Paul Lewis’s reading of the A major Sonata can stand up to any current competition. He doesn’t have the driven ferocity of Stephen Kovacevich on EMI, and I’ll admit that there are one or two passages where he does pull Schubert’s punches slightly (except for the surprisingly theatrical added bass octave at the very end). As an overall conception, however, it’s exceptionally impressive. This is especially true in the weird musical storyline of the second movement, in which a sweetly melancholic Schubertian barcarolle yields temporarily to something like a minor apocalypse. Lewis grades and shapes the experience superbly, after which the tentative re-emergence of the lyrical voice from the earthquake, wind and fire is simply breathtaking. And so too – in a very different way – is the liquid delicacy of the Scherzo.
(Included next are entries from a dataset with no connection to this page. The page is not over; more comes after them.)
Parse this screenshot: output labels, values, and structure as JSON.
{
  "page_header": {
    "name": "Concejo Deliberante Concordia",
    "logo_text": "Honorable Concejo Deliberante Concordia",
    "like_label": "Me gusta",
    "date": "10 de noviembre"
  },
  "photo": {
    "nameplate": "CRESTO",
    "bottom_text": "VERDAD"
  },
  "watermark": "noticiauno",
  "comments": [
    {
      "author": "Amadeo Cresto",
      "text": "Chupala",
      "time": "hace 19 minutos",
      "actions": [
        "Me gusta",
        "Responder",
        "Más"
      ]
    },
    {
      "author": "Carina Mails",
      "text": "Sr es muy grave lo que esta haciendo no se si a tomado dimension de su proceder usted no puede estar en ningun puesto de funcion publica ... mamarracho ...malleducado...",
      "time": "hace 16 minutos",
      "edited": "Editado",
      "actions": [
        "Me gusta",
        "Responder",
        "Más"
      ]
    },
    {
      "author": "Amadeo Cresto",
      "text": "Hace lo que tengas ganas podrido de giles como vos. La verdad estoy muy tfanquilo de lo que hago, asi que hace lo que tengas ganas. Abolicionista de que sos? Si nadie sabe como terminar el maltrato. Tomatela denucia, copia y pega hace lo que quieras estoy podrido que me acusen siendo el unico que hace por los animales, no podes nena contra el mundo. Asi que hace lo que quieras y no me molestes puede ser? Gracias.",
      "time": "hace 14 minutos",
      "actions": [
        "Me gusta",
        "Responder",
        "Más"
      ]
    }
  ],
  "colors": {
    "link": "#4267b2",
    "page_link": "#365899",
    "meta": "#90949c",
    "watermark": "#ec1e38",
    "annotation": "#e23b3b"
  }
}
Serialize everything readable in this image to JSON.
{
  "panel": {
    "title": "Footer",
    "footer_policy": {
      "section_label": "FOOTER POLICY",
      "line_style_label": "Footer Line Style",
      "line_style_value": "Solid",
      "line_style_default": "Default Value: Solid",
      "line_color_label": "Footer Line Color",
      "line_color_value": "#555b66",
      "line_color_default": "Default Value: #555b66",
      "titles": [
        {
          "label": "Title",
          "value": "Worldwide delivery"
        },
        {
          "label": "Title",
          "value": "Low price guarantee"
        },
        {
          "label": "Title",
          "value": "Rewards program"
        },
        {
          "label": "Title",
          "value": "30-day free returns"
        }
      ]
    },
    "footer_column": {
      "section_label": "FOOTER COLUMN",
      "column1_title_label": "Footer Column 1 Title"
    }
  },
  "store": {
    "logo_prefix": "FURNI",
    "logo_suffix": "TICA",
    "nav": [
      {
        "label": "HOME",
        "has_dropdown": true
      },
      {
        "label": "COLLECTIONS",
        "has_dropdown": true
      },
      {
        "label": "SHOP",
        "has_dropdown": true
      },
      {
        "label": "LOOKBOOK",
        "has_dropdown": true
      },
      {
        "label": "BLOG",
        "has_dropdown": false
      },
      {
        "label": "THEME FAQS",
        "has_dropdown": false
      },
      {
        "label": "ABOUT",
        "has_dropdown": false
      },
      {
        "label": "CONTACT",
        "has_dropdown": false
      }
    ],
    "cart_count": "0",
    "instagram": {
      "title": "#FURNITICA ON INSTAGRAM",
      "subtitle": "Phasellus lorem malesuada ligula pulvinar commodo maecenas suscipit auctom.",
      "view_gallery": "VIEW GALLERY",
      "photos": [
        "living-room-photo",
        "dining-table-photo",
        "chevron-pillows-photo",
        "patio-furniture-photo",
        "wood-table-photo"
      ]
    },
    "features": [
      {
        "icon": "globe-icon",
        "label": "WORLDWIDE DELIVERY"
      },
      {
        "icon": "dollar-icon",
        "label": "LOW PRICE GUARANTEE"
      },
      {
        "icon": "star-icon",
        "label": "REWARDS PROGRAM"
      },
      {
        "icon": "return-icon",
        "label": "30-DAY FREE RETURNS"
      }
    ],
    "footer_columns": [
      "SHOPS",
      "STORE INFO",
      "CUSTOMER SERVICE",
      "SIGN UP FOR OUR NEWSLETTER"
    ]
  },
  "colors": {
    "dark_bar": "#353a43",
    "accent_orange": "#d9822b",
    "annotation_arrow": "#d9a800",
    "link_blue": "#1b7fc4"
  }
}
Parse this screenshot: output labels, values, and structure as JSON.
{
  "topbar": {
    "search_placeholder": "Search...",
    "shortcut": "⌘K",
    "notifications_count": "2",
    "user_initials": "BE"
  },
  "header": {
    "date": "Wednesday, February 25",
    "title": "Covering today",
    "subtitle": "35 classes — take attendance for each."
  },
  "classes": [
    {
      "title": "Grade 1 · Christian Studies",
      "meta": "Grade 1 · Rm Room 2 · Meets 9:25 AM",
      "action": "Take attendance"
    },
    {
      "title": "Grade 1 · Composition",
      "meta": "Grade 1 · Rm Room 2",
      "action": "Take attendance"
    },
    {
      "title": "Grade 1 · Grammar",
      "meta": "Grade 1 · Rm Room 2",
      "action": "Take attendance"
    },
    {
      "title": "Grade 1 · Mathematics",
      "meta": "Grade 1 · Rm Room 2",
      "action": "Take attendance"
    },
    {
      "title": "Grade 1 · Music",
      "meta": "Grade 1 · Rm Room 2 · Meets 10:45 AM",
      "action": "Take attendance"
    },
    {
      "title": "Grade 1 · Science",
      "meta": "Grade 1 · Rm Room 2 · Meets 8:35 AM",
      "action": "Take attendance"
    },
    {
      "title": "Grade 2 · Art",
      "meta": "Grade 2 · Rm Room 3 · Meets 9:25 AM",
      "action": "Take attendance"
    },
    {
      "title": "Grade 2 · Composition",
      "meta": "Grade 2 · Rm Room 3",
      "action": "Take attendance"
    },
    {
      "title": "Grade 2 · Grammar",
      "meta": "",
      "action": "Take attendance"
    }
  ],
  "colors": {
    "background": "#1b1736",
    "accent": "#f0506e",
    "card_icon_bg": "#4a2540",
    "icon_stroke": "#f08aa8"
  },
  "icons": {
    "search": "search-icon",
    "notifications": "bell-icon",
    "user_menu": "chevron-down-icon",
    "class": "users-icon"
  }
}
Lewis doesn’t exaggerate, but he makes the super-contained András Schiff sound deadpan in comparison.
Much of the B flat Sonata is on the same level. The slow movement and the central development section of the first have a trance-like tension that seems to hang in the air long after the performance is over. Overall, Lewis doesn’t have the range of colour and magical intensity of Mitsuko Uchida, creator of what have to be some of the most mesmerising pianissimos on record. But his playing is still remarkable, both for technical control and depth of understanding. Lovely recordings, too, with the piano placed at what feels like the ideal distance.